**ASSIGNMENT:** Only the lines of the data holding the string "true" need to be returned.

**EXERCISE INPUTS:**
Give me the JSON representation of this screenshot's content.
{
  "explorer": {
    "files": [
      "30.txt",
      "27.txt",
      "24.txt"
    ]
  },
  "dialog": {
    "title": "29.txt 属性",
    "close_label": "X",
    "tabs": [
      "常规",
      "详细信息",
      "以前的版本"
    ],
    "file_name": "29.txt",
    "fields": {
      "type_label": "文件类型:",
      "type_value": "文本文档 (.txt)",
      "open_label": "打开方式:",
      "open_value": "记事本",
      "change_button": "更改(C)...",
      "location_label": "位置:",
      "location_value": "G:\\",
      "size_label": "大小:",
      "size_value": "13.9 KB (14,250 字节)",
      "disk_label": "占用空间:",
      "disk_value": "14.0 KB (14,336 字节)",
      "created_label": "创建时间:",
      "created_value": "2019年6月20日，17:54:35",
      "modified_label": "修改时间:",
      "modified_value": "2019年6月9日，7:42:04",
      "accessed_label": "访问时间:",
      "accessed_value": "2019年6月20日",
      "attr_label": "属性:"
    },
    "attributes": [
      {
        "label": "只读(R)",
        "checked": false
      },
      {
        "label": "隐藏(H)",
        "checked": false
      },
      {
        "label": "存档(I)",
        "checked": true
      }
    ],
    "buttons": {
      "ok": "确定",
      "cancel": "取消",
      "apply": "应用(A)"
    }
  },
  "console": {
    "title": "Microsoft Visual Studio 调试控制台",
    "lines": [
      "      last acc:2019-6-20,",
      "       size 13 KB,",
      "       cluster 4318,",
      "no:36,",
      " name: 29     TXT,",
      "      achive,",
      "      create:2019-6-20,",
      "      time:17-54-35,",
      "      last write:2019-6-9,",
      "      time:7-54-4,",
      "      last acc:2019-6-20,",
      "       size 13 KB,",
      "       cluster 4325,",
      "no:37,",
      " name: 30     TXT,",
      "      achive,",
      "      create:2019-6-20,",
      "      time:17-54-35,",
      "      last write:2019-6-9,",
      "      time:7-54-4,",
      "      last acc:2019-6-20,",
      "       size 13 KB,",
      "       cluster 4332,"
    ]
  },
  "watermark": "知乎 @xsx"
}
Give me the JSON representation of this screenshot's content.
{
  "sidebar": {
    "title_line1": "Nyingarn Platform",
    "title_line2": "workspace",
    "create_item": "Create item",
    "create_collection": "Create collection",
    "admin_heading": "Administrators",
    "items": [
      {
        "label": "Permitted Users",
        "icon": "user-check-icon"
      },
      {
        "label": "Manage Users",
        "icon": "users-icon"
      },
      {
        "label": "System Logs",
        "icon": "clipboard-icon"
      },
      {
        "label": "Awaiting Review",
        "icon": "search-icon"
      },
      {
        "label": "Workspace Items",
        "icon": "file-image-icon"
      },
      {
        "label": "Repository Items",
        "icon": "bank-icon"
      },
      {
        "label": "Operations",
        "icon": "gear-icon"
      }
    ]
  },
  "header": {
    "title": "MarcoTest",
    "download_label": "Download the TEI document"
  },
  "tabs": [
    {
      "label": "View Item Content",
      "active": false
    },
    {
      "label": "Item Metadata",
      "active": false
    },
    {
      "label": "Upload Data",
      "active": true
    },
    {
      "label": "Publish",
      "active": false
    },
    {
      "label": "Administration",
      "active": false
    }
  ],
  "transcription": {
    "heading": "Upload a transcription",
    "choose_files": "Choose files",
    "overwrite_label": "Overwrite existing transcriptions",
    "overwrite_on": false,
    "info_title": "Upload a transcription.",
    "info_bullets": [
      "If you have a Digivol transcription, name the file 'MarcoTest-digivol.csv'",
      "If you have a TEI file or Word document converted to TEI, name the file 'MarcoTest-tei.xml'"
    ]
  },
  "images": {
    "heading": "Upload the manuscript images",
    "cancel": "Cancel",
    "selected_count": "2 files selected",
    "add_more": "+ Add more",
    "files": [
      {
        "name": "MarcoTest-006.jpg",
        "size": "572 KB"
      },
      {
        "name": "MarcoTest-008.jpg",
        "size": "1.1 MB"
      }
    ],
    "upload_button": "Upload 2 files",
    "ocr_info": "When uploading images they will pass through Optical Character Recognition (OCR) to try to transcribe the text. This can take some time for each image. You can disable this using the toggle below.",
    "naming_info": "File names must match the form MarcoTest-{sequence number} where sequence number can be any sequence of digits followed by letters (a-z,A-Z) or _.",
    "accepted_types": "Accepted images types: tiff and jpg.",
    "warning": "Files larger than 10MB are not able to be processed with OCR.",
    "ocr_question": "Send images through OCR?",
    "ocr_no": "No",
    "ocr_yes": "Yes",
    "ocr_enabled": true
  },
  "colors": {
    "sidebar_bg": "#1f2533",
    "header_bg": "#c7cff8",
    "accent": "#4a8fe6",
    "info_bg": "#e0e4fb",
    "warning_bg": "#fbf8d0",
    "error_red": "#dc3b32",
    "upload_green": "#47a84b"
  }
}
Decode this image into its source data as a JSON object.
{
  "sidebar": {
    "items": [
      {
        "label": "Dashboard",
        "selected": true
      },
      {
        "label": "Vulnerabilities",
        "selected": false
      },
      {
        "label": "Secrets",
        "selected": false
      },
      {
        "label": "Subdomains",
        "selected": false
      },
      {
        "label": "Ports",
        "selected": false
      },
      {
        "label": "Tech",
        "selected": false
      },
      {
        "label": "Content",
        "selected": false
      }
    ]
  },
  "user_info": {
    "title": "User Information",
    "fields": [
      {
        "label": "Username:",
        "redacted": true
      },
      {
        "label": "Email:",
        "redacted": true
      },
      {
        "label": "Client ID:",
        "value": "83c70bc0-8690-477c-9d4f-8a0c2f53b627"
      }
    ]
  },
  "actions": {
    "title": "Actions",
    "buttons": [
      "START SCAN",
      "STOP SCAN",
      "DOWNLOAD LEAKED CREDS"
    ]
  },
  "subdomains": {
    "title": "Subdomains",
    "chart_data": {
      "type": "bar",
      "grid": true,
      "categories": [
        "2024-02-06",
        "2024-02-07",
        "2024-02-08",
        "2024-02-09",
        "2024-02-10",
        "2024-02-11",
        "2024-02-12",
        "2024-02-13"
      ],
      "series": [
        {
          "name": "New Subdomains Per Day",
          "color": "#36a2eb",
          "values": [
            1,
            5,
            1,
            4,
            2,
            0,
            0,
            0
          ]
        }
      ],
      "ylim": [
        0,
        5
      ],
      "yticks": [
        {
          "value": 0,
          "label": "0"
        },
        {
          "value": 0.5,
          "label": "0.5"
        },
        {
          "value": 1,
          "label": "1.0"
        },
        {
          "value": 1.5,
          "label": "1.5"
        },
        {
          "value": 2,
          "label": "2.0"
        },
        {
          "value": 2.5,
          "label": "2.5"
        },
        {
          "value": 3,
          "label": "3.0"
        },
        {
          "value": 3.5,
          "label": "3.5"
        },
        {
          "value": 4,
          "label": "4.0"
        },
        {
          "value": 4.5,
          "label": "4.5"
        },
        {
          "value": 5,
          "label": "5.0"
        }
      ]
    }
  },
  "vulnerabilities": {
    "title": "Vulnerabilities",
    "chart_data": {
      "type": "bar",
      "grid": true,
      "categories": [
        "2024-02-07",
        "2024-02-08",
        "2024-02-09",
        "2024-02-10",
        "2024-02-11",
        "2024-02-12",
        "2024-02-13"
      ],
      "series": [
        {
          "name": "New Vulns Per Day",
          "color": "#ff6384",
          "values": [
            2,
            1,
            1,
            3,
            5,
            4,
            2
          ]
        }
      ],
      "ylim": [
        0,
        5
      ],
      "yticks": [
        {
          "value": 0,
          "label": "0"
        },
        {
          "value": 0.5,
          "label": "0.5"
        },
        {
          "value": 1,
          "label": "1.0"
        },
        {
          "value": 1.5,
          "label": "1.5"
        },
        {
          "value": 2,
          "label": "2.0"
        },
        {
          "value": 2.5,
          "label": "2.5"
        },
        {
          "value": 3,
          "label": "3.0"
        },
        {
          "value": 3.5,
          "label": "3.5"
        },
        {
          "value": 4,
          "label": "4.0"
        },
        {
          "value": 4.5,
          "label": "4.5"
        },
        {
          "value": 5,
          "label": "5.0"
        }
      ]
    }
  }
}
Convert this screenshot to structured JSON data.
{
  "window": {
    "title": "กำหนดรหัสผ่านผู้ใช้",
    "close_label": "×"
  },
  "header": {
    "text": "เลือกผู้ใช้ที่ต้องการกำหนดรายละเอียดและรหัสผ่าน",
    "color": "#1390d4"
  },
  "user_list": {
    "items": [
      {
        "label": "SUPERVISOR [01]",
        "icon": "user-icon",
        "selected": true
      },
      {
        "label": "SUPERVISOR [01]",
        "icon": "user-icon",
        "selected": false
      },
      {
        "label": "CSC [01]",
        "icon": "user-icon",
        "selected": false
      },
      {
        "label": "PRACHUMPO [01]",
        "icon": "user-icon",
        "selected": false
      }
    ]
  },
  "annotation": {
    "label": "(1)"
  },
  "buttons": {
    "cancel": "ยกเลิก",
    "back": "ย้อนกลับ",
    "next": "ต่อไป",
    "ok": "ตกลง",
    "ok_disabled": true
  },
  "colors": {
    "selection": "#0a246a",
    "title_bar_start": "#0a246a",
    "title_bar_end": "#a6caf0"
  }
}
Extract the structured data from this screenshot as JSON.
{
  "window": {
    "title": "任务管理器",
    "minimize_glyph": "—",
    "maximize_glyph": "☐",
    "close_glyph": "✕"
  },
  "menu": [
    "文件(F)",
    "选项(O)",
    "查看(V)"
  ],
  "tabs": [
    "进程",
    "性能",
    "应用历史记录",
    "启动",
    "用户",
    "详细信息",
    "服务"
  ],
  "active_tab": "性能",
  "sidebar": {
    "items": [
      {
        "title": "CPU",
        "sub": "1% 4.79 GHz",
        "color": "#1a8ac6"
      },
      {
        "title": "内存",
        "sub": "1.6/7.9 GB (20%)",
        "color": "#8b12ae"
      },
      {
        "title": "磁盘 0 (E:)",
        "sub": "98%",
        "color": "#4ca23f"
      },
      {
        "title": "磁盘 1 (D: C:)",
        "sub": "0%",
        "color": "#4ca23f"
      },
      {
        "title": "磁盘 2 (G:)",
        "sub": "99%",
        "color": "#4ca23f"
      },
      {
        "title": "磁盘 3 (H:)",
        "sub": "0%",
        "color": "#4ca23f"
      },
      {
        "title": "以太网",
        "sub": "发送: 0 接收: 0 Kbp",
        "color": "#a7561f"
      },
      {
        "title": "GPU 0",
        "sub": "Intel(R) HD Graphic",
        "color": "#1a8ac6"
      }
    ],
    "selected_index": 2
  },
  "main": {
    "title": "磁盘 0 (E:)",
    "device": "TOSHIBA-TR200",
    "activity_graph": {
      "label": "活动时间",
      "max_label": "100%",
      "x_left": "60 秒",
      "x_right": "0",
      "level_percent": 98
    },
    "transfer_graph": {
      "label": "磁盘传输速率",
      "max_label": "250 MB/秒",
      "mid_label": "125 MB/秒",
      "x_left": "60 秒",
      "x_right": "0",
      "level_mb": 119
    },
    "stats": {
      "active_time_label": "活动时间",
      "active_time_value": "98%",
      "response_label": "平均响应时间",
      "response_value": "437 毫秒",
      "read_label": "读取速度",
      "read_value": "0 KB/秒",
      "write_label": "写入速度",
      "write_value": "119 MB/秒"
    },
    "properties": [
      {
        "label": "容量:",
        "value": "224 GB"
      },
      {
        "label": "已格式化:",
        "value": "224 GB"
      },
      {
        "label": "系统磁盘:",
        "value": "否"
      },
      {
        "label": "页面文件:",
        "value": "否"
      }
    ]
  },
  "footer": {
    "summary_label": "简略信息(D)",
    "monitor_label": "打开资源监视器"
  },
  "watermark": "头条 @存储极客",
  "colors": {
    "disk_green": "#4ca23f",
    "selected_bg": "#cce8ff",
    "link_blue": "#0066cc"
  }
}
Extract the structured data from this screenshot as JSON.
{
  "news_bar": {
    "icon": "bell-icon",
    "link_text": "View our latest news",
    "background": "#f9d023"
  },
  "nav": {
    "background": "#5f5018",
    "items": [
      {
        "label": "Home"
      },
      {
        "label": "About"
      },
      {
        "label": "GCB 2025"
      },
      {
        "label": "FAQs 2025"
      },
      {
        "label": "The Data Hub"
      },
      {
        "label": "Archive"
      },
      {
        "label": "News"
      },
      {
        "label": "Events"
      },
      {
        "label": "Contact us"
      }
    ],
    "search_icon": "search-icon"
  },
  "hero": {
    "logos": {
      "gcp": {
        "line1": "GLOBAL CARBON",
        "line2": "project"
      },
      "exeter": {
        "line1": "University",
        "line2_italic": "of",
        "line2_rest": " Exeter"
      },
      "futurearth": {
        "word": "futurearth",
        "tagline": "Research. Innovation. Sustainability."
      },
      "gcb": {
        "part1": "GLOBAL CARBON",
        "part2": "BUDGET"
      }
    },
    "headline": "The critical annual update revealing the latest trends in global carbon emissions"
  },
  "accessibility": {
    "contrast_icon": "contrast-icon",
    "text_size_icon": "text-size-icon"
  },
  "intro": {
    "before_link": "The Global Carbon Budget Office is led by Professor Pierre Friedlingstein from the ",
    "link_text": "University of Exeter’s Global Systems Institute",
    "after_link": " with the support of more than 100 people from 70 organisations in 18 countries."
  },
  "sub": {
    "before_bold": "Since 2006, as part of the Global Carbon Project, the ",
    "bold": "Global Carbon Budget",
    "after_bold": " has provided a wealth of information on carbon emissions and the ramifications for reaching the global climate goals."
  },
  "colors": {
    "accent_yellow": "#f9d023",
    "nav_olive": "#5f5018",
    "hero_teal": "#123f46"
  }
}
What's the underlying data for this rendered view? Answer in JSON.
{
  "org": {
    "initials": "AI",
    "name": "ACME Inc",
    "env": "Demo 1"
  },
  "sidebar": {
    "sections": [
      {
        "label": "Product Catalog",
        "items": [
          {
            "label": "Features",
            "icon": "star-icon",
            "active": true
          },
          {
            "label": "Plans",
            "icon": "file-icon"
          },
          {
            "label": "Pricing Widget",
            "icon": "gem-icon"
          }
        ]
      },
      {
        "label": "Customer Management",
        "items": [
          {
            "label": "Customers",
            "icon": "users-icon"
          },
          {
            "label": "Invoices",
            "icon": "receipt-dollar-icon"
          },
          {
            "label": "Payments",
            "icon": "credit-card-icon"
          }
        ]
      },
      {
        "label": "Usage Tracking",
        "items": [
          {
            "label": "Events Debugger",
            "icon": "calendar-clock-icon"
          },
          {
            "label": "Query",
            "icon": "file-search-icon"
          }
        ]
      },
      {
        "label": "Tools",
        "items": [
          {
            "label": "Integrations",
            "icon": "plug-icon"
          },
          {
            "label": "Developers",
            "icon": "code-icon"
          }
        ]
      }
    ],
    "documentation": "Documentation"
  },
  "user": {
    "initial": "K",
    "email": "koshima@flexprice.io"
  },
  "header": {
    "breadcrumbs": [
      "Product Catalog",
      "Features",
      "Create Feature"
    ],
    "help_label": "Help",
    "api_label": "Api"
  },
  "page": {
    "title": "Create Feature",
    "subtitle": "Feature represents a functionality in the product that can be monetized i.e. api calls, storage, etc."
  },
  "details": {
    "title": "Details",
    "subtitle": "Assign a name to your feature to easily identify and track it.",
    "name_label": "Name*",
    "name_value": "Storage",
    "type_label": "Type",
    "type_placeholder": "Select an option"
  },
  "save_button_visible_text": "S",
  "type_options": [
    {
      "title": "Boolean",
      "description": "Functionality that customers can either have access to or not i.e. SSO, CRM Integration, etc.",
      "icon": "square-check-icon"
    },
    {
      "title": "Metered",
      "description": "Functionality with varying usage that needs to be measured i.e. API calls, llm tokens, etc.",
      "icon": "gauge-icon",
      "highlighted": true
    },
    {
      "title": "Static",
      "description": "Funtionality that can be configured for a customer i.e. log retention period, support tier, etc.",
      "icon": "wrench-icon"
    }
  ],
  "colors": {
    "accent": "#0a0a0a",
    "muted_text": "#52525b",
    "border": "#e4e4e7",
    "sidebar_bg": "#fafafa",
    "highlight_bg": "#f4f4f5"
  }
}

**WRITTEN SOLUTION:**
        "checked": true
      "active": true
    "ocr_enabled": true
        "selected": true
        "redacted": true
        "redacted": true
      "grid": true,
      "grid": true,
        "selected": true
    "ok_disabled": true
            "active": true
      "highlighted": true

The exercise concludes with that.